▸ Exercise instructions
Report back every line of the entries that contains "will", exactly as written.

(Data about app and page elements)
==*==

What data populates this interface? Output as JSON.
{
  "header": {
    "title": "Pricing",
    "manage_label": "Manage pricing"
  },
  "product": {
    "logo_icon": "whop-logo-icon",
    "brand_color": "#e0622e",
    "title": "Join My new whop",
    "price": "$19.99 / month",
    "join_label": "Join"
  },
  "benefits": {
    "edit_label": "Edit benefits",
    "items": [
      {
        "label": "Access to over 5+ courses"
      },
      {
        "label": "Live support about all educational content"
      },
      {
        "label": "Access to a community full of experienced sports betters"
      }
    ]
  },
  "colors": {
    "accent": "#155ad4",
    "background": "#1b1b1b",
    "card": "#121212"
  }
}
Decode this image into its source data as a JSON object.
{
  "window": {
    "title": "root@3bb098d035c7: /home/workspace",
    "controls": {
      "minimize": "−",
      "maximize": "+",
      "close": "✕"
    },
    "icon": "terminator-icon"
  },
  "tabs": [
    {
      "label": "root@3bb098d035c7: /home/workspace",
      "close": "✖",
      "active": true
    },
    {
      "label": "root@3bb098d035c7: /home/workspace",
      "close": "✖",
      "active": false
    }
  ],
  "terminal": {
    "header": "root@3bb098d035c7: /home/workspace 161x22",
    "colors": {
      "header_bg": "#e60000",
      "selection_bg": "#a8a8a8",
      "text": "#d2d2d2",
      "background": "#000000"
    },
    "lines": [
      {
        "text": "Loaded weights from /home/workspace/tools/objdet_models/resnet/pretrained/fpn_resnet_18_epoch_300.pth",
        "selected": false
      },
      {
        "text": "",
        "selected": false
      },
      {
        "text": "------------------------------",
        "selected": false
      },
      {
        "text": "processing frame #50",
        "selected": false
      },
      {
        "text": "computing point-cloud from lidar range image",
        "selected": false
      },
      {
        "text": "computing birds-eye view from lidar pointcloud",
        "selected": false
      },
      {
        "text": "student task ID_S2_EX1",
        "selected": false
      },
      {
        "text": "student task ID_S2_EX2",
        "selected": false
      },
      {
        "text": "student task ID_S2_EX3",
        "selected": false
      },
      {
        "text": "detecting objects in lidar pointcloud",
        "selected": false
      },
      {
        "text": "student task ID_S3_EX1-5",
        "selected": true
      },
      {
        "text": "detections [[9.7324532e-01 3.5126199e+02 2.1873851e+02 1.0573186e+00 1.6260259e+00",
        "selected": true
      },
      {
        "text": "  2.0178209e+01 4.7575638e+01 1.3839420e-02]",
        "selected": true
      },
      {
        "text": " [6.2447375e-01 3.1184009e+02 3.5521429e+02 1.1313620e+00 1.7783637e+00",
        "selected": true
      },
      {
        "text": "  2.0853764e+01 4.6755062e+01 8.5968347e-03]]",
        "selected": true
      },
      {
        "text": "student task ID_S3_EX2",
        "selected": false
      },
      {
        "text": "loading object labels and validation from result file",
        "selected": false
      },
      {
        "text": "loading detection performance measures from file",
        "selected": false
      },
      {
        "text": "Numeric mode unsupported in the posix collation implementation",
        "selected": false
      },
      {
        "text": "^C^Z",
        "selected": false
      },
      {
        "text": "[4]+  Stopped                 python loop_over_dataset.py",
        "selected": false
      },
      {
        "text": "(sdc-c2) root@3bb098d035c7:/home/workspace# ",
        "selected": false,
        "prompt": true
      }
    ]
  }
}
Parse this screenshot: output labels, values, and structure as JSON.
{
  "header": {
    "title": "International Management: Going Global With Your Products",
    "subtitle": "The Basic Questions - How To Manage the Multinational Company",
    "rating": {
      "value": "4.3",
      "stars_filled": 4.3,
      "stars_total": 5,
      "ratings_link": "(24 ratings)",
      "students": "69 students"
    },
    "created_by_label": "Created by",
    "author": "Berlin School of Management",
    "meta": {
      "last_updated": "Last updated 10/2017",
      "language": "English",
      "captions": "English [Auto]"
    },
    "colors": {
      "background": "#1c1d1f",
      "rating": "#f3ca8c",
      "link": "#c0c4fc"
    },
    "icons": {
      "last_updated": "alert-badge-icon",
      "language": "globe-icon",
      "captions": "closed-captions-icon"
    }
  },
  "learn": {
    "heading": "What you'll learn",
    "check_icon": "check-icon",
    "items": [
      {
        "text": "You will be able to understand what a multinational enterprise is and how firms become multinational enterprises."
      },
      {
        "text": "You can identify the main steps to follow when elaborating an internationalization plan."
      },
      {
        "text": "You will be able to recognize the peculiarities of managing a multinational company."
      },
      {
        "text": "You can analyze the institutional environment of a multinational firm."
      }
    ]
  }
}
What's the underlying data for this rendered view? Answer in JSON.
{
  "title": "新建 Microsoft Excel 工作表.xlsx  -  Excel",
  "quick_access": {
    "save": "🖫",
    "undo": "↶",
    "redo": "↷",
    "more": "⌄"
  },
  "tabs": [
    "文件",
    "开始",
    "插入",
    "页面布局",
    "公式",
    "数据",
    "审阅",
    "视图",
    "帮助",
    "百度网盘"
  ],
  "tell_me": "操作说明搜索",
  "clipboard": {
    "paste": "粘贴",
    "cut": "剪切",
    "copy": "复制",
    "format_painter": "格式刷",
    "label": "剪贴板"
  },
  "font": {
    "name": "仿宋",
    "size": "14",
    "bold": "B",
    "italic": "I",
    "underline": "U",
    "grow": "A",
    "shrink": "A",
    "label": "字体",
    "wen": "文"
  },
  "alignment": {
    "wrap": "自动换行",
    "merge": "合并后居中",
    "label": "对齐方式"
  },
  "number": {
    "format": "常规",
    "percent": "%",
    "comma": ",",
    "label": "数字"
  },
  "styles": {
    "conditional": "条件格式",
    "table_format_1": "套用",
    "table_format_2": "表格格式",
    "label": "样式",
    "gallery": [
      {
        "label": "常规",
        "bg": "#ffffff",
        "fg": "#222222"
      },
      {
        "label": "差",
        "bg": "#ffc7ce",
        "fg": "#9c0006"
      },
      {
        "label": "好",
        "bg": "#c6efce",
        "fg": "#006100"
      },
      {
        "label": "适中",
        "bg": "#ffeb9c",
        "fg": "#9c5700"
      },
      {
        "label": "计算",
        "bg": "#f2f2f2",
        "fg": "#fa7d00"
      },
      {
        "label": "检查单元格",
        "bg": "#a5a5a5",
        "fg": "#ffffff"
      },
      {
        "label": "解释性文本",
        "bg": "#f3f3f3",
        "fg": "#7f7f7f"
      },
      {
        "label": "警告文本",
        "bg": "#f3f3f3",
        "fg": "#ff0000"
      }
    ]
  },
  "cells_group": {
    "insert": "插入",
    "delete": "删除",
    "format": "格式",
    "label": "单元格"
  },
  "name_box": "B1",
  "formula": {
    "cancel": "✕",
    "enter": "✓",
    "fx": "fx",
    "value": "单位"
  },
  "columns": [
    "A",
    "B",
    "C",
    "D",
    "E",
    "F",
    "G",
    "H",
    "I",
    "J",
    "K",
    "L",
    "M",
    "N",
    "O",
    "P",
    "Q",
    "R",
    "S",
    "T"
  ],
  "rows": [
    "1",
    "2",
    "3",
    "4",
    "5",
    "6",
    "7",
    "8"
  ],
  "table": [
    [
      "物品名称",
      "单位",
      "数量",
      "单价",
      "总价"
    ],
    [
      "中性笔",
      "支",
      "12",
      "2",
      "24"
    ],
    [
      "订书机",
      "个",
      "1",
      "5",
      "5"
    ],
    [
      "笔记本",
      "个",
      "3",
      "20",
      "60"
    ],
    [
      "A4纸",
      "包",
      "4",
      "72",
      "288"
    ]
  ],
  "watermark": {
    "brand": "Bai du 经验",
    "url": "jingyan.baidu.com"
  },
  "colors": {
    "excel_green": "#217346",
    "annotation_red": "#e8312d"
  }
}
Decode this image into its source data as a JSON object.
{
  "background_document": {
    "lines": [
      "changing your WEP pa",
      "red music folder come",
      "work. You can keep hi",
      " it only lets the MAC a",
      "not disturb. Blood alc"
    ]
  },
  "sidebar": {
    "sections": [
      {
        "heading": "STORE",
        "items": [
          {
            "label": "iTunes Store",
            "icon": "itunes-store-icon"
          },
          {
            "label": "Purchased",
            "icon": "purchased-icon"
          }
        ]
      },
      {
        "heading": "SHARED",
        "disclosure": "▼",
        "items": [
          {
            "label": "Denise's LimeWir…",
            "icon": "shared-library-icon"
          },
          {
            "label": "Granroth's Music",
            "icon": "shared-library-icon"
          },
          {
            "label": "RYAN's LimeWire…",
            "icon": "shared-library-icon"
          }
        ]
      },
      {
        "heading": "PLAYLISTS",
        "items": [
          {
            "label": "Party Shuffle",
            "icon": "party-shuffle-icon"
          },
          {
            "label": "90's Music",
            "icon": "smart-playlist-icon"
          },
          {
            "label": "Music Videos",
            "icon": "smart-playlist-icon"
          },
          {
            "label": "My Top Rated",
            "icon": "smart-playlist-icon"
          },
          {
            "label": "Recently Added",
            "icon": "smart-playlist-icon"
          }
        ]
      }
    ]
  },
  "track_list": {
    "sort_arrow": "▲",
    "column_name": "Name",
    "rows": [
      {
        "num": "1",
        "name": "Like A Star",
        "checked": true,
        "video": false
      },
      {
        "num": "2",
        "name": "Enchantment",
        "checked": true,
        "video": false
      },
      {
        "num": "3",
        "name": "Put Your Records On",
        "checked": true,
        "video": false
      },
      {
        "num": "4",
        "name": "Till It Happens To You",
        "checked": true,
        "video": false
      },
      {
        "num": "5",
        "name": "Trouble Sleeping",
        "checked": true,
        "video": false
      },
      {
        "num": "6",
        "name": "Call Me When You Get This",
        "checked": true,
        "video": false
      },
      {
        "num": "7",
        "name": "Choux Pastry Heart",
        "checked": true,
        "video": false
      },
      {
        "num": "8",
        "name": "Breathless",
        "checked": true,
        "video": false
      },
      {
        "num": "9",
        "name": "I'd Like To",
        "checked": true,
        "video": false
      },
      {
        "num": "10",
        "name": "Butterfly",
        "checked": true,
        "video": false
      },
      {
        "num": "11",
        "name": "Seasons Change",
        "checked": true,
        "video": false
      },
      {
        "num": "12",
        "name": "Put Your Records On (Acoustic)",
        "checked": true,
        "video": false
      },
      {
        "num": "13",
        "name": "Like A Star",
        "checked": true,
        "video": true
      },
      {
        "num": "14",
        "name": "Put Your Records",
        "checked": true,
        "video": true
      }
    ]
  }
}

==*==

▸ Answer for the task
        "text": "You will be able to understand what a multinational enterprise is and how firms become multinational enterprises."
        "text": "You will be able to recognize the peculiarities of managing a multinational company."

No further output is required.